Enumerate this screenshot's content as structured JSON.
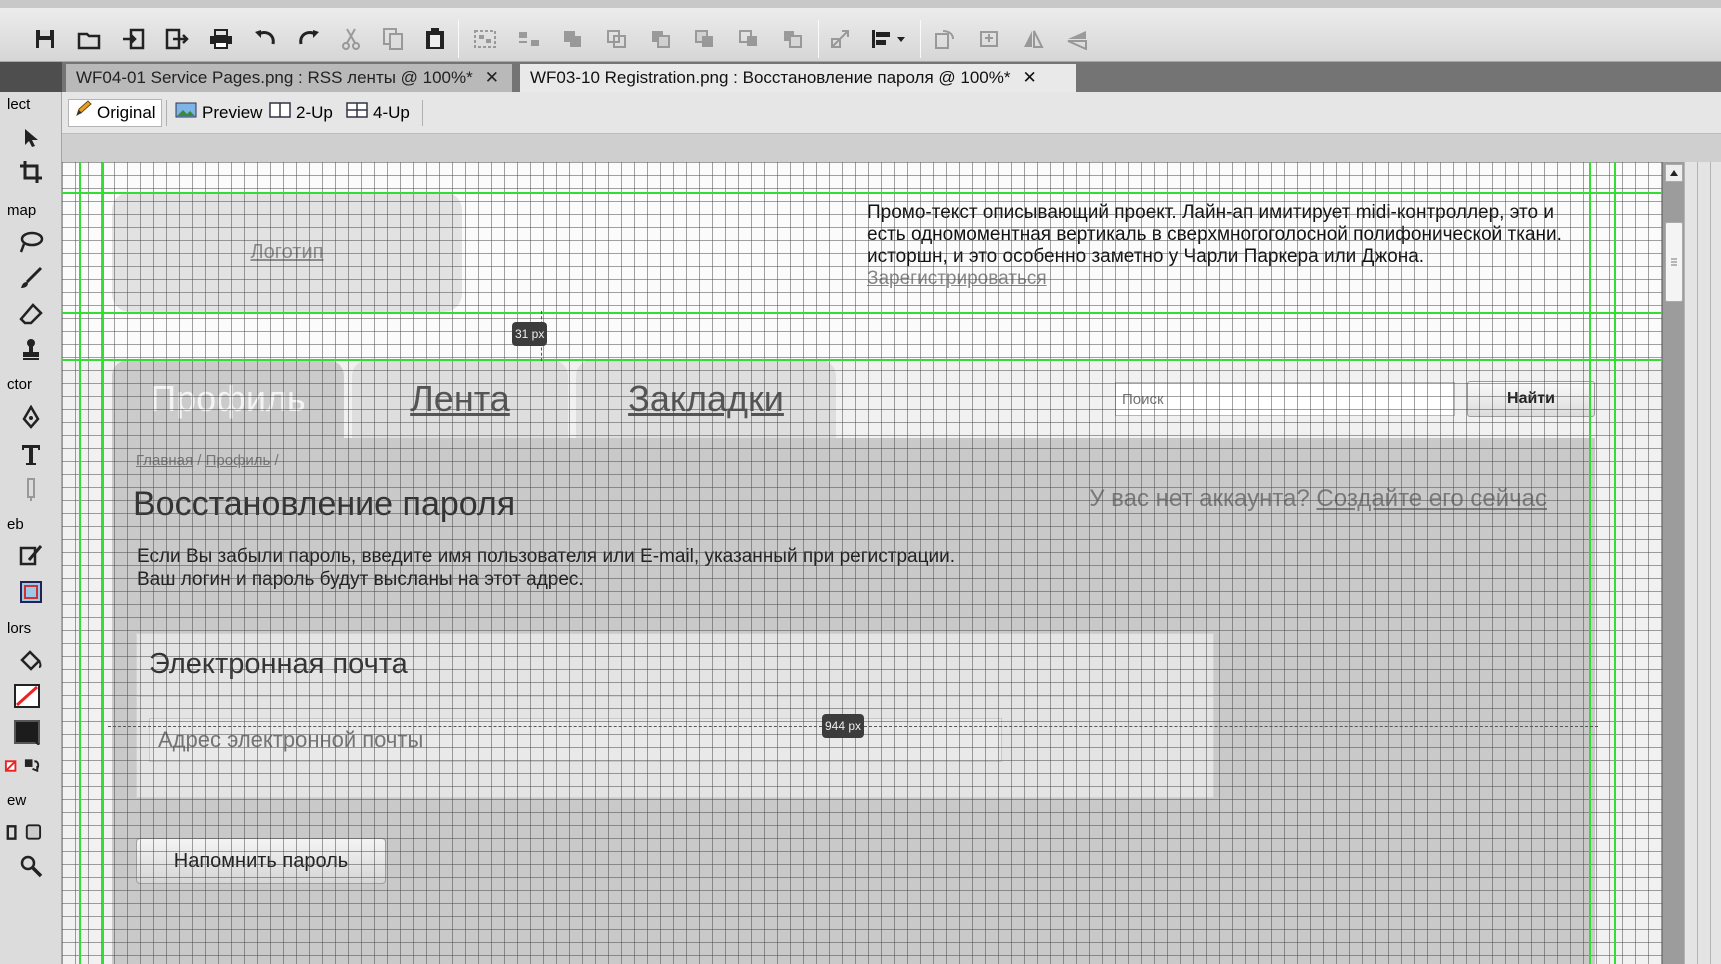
{
  "toolbar": {
    "icons": [
      "save-icon",
      "open-icon",
      "import-icon",
      "export-icon",
      "print-icon",
      "undo-icon",
      "redo-icon",
      "cut-icon",
      "copy-icon",
      "paste-icon",
      "group-icon",
      "align-distribute-icon",
      "union-icon",
      "intersect-icon",
      "punch-icon",
      "crop-shape-icon",
      "bring-forward-icon",
      "send-backward-icon",
      "transform-icon",
      "align-menu-icon",
      "rotate-icon",
      "flip-icon",
      "flip-horizontal-icon",
      "flip-vertical-icon"
    ]
  },
  "tabs": [
    {
      "label": "WF04-01 Service Pages.png : RSS ленты @ 100%*",
      "close": "✕"
    },
    {
      "label": "WF03-10 Registration.png : Восстановление пароля @ 100%*",
      "close": "✕"
    }
  ],
  "tools": {
    "sections": [
      "lect",
      "map",
      "ctor",
      "eb",
      "lors",
      "ew"
    ]
  },
  "viewbar": {
    "original": "Original",
    "preview": "Preview",
    "two_up": "2-Up",
    "four_up": "4-Up"
  },
  "page": {
    "logo": "Логотип",
    "promo_text": "Промо-текст описывающий проект. Лайн-ап имитирует midi-контроллер, это и есть одномоментная вертикаль в сверхмногоголосной полифонической ткани. исторшн, и это особенно заметно у Чарли Паркера или Джона.",
    "promo_link": "Зарегистрироваться",
    "nav": [
      "Профиль",
      "Лента",
      "Закладки"
    ],
    "search_placeholder": "Поиск",
    "search_button": "Найти",
    "breadcrumb": [
      "Главная",
      "Профиль"
    ],
    "breadcrumb_sep": "/",
    "title": "Восстановление пароля",
    "no_account_text": "У вас нет аккаунта?",
    "no_account_link": "Создайте его сейчас",
    "description": "Если Вы забыли пароль, введите имя пользователя или E-mail, указанный при регистрации. Ваш логин и пароль будут высланы на этот адрес.",
    "email_title": "Электронная почта",
    "email_placeholder": "Адрес электронной почты",
    "submit": "Напомнить пароль"
  },
  "measurements": {
    "vertical_label": "31 px",
    "horizontal_label": "944 px"
  },
  "colors": {
    "guide": "#33dd33",
    "grid": "#464646"
  }
}
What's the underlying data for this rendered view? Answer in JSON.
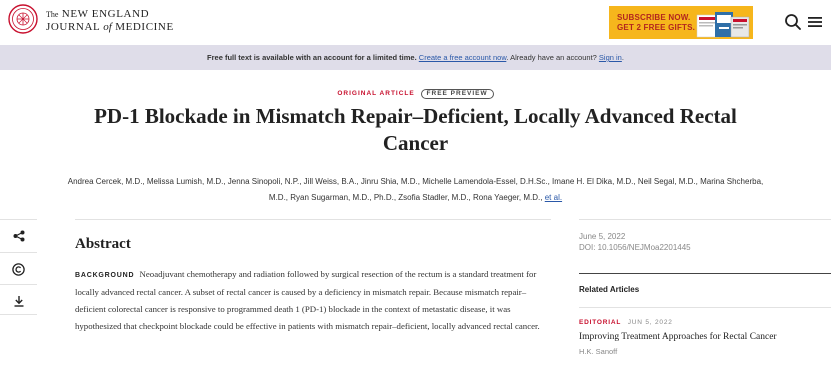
{
  "header": {
    "logo_the": "The",
    "logo_line1": "NEW ENGLAND",
    "logo_journal": "JOURNAL",
    "logo_of": "of",
    "logo_medicine": "MEDICINE",
    "promo_line1": "SUBSCRIBE NOW.",
    "promo_line2": "GET 2 FREE GIFTS. →",
    "search_icon": "search-icon",
    "menu_icon": "hamburger-menu-icon"
  },
  "notice": {
    "lead": "Free full text is available with an account for a limited time.",
    "create_link": "Create a free account now",
    "middle": ". Already have an account?",
    "signin_link": "Sign in",
    "end": "."
  },
  "article": {
    "type": "ORIGINAL ARTICLE",
    "badge": "FREE PREVIEW",
    "title": "PD-1 Blockade in Mismatch Repair–Deficient, Locally Advanced Rectal Cancer",
    "authors": "Andrea Cercek, M.D., Melissa Lumish, M.D., Jenna Sinopoli, N.P., Jill Weiss, B.A., Jinru Shia, M.D., Michelle Lamendola-Essel, D.H.Sc., Imane H. El Dika, M.D., Neil Segal, M.D., Marina Shcherba, M.D., Ryan Sugarman, M.D., Ph.D., Zsofia Stadler, M.D., Rona Yaeger, M.D.,",
    "et_al": "et al."
  },
  "rail": {
    "share_icon": "share-icon",
    "copyright_icon": "copyright-icon",
    "download_icon": "download-icon"
  },
  "abstract": {
    "heading": "Abstract",
    "background_label": "BACKGROUND",
    "background_text": "Neoadjuvant chemotherapy and radiation followed by surgical resection of the rectum is a standard treatment for locally advanced rectal cancer. A subset of rectal cancer is caused by a deficiency in mismatch repair. Because mismatch repair–deficient colorectal cancer is responsive to programmed death 1 (PD-1) blockade in the context of metastatic disease, it was hypothesized that checkpoint blockade could be effective in patients with mismatch repair–deficient, locally advanced rectal cancer."
  },
  "sidebar": {
    "date": "June 5, 2022",
    "doi": "DOI: 10.1056/NEJMoa2201445",
    "related_heading": "Related Articles",
    "related": [
      {
        "kind": "EDITORIAL",
        "date": "JUN 5, 2022",
        "title": "Improving Treatment Approaches for Rectal Cancer",
        "author": "H.K. Sanoff"
      }
    ]
  },
  "colors": {
    "accent_red": "#c8102e",
    "promo_yellow": "#f6b61c",
    "notice_bg": "#dfdde9",
    "link_blue": "#2a58a8"
  }
}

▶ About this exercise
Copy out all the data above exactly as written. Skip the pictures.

▶ Result of this task
Enumerate this screenshot's content as structured JSON.
{
  "toolbar": {
    "icons": [
      "save-icon",
      "open-icon",
      "import-icon",
      "export-icon",
      "print-icon",
      "undo-icon",
      "redo-icon",
      "cut-icon",
      "copy-icon",
      "paste-icon",
      "group-icon",
      "align-distribute-icon",
      "union-icon",
      "intersect-icon",
      "punch-icon",
      "crop-shape-icon",
      "bring-forward-icon",
      "send-backward-icon",
      "transform-icon",
      "align-menu-icon",
      "rotate-icon",
      "flip-icon",
      "flip-horizontal-icon",
      "flip-vertical-icon"
    ]
  },
  "tabs": [
    {
      "label": "WF04-01 Service Pages.png : RSS ленты @ 100%*",
      "close": "✕"
    },
    {
      "label": "WF03-10 Registration.png : Восстановление пароля @ 100%*",
      "close": "✕"
    }
  ],
  "tools": {
    "sections": [
      "lect",
      "map",
      "ctor",
      "eb",
      "lors",
      "ew"
    ]
  },
  "viewbar": {
    "original": "Original",
    "preview": "Preview",
    "two_up": "2-Up",
    "four_up": "4-Up"
  },
  "page": {
    "logo": "Логотип",
    "promo_text": "Промо-текст описывающий проект. Лайн-ап имитирует midi-контроллер, это и есть одномоментная вертикаль в сверхмногоголосной полифонической ткани. исторшн, и это особенно заметно у Чарли Паркера или Джона.",
    "promo_link": "Зарегистрироваться",
    "nav": [
      "Профиль",
      "Лента",
      "Закладки"
    ],
    "search_placeholder": "Поиск",
    "search_button": "Найти",
    "breadcrumb": [
      "Главная",
      "Профиль"
    ],
    "breadcrumb_sep": "/",
    "title": "Восстановление пароля",
    "no_account_text": "У вас нет аккаунта?",
    "no_account_link": "Создайте его сейчас",
    "description": "Если Вы забыли пароль, введите имя пользователя или E-mail, указанный при регистрации. Ваш логин и пароль будут высланы на этот адрес.",
    "email_title": "Электронная почта",
    "email_placeholder": "Адрес электронной почты",
    "submit": "Напомнить пароль"
  },
  "measurements": {
    "vertical_label": "31 px",
    "horizontal_label": "944 px"
  },
  "colors": {
    "guide": "#33dd33",
    "grid": "#464646"
  }
}
What's the underlying data for this rendered view? Answer in JSON.
{
  "header": {
    "logo_the": "The",
    "logo_line1": "NEW ENGLAND",
    "logo_journal": "JOURNAL",
    "logo_of": "of",
    "logo_medicine": "MEDICINE",
    "promo_line1": "SUBSCRIBE NOW.",
    "promo_line2": "GET 2 FREE GIFTS. →",
    "search_icon": "search-icon",
    "menu_icon": "hamburger-menu-icon"
  },
  "notice": {
    "lead": "Free full text is available with an account for a limited time.",
    "create_link": "Create a free account now",
    "middle": ". Already have an account?",
    "signin_link": "Sign in",
    "end": "."
  },
  "article": {
    "type": "ORIGINAL ARTICLE",
    "badge": "FREE PREVIEW",
    "title": "PD-1 Blockade in Mismatch Repair–Deficient, Locally Advanced Rectal Cancer",
    "authors": "Andrea Cercek, M.D., Melissa Lumish, M.D., Jenna Sinopoli, N.P., Jill Weiss, B.A., Jinru Shia, M.D., Michelle Lamendola-Essel, D.H.Sc., Imane H. El Dika, M.D., Neil Segal, M.D., Marina Shcherba, M.D., Ryan Sugarman, M.D., Ph.D., Zsofia Stadler, M.D., Rona Yaeger, M.D.,",
    "et_al": "et al."
  },
  "rail": {
    "share_icon": "share-icon",
    "copyright_icon": "copyright-icon",
    "download_icon": "download-icon"
  },
  "abstract": {
    "heading": "Abstract",
    "background_label": "BACKGROUND",
    "background_text": "Neoadjuvant chemotherapy and radiation followed by surgical resection of the rectum is a standard treatment for locally advanced rectal cancer. A subset of rectal cancer is caused by a deficiency in mismatch repair. Because mismatch repair–deficient colorectal cancer is responsive to programmed death 1 (PD-1) blockade in the context of metastatic disease, it was hypothesized that checkpoint blockade could be effective in patients with mismatch repair–deficient, locally advanced rectal cancer."
  },
  "sidebar": {
    "date": "June 5, 2022",
    "doi": "DOI: 10.1056/NEJMoa2201445",
    "related_heading": "Related Articles",
    "related": [
      {
        "kind": "EDITORIAL",
        "date": "JUN 5, 2022",
        "title": "Improving Treatment Approaches for Rectal Cancer",
        "author": "H.K. Sanoff"
      }
    ]
  },
  "colors": {
    "accent_red": "#c8102e",
    "promo_yellow": "#f6b61c",
    "notice_bg": "#dfdde9",
    "link_blue": "#2a58a8"
  }
}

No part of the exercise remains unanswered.